Even as a growing number of authoritarian regimes crack down on the political press, business news is thriving. And the coverage is more vigorous than might be expected. Enterprising journalists are exposing mismanagement and unearthing shady business deals—and even at times exposing official corruption—that otherwise might never see the light of day. While other journalists face censorship, jail, or worse, business journalists are eschewing political stories to provide news and statistics on markets, business deals, and international trade.The expansion of economic and business journalism is not a substitute
for truly free and independent media. But it is a sign that—even in the most repressive environments—the demand for trustworthy information is strong and growing.
They wanted to kill him but he survived with six bullets in the body. He was not a case of mistaken identity. They knew who they were aiming at. Hamid Mir is arguably the most prominent TV anchor of Geo TV, the biggest network of Pakistan. He was not a stranger to threats.
Pakistani journalist Umar Cheema has won awards, fellowships, and international acclaim for his investigative reports. But at home he and his colleagues are under sustained attack, and he reports now that surveillance and harassment are increasing. Check out the activity among Cheema’s impressive 123,000 Twitter followers after he announced his election to the GIJN board.
This compelling 15-minute documentary tells the inside story of Yanukovychleaks, the extraordinary team investigation that recovered thousands of documents left behind by Ukraine’s fleeing ex-president.
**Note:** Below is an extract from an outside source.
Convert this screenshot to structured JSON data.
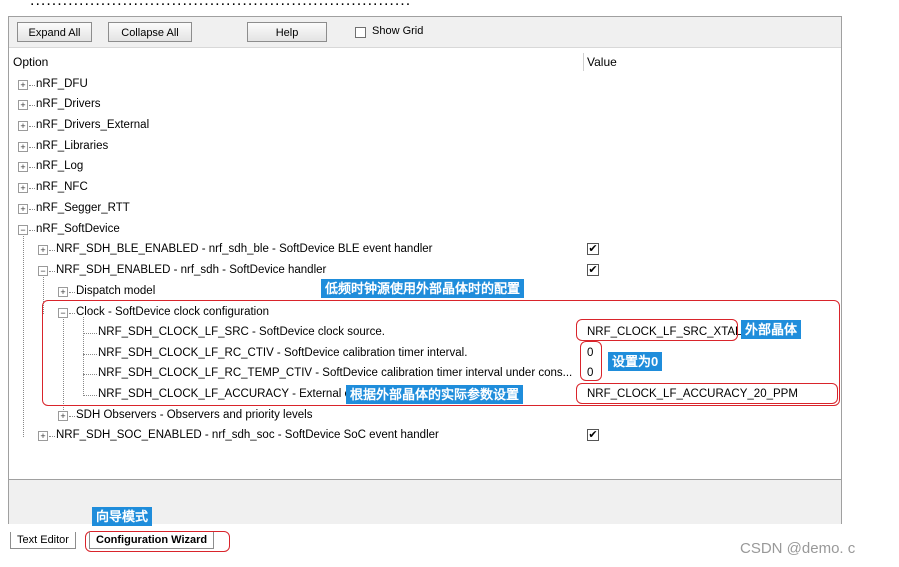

Here’s how a group of young Ukrainian journalists from competing outlets banded together for one the great scoops of the decade. The video, sponsored by GIJN members OCCRP and Scoop, was released at last weekend’s Mezhyhirya Festival, in which more than 300 journalists, data experts, and activists gathered at Yanukovych’s former estate.
It’s been three months since ex-president Viktor Yanukovych fled in the dead of night, after a last, desperate attempt to cover his tracks by destroying documents. It’s not going to be that easy, Mr. President. For the past three years, Ukraine’s “Journalists Day” has been commemorated with an anti-censorship rally in front of his former Mezhyhirya residence. This year, the sprawling compound itself has been hacked. From June 6-8, the Mezhyhirya Festival on investigative journalism, digital activism, and leaks will celebrate a new era of freedom of expression with those who were on site to help usher it in.
Two Danish journalists, Kjeld Hansen and Nils Mulvad, have been found guilty of violating that country’s Data Protection Act for releasing a story on the spread of pig-to-human infection. They have been fined 2.500 Danish kroner (about US$450) each. But the two say they’ve now decided to try to appeal part of the verdict. “We want the court to accept that what we have been publishing on the web since end of October 2010 is in the line with Danish law,” said Mulvad.
Three people have died in Denmark due to infection from drug-resistant “super-bug” bacteria from pigs. None of the deceased themselves had been in contact with the animals. Data on the three deaths emerged in testimony in the City Court of Aarhus, Denmark, on Tuesday, in the trial of Danish journalists Kjeld Hansen and Nils Mulvad. The two journalists are being prosecuted for revealing farms in which the bacteria is spreading. Mulvad is a co-founder of the Global Investigative Journalism Network, and both work for GIJN-member Investigative Reporting Denmark.
On 21 October 2010, journalists Nils Mulvad and Kjeld Hansen published an article on the website Aabenhedstinget.dk, a forum for debate on public law and journalism. They wrote of a silenced case about the difficulties in treating abscesses and ulcers in two children in the city of Løgstør in Jutland. The children were carrying resistant bacteria (MRSA). It became known by a medical professional journal. Mulvad and Hansen used the Løgstør case to show that the government had lost control of MRSA.
Freedom House is out with its annual look at global press freedom, and the news is pretty grim: press freedom has fallen to its lowest level in more than a decade. Behind the decline were major losses in the Middle East, Turkey, Ukraine, and East Africa, as well as “deterioration in the relatively open media environment of the United States.” There were positive developments in other places, notably in sub-Saharan Africa, but the dominant trends were not good: “setbacks in every other region,” according to the report. Only one in seven people now live in a country with a free press. For more on this, see Freedom of the Press 2014.
GIJN is proud to welcome eight new members to the Global Investigative Journalism Network. The group includes respected journalism organizations in Argentina, Korea and South Africa, nonprofits focused on environmental and hate speech issues, and a start-up in France determined to spread investigative reporting across the Francophone world. This brings GIJN’s membership to 98 organizations in 44 countries. Please join us in extending a warm welcome to GIJN’s new members.
More and more, Latin American journalism is thriving in the digital space. Investigative journalism platforms online are joining forces, data journalism bootcamps are taking off and there are new accelerators looking to fund innovative news projects. “In today’s world, journalists spend more time in the virtual world than in the paper stacks,” said Carlos Eduardo Huertas, director of Connectas, a nonprofit which supports transnational journalism.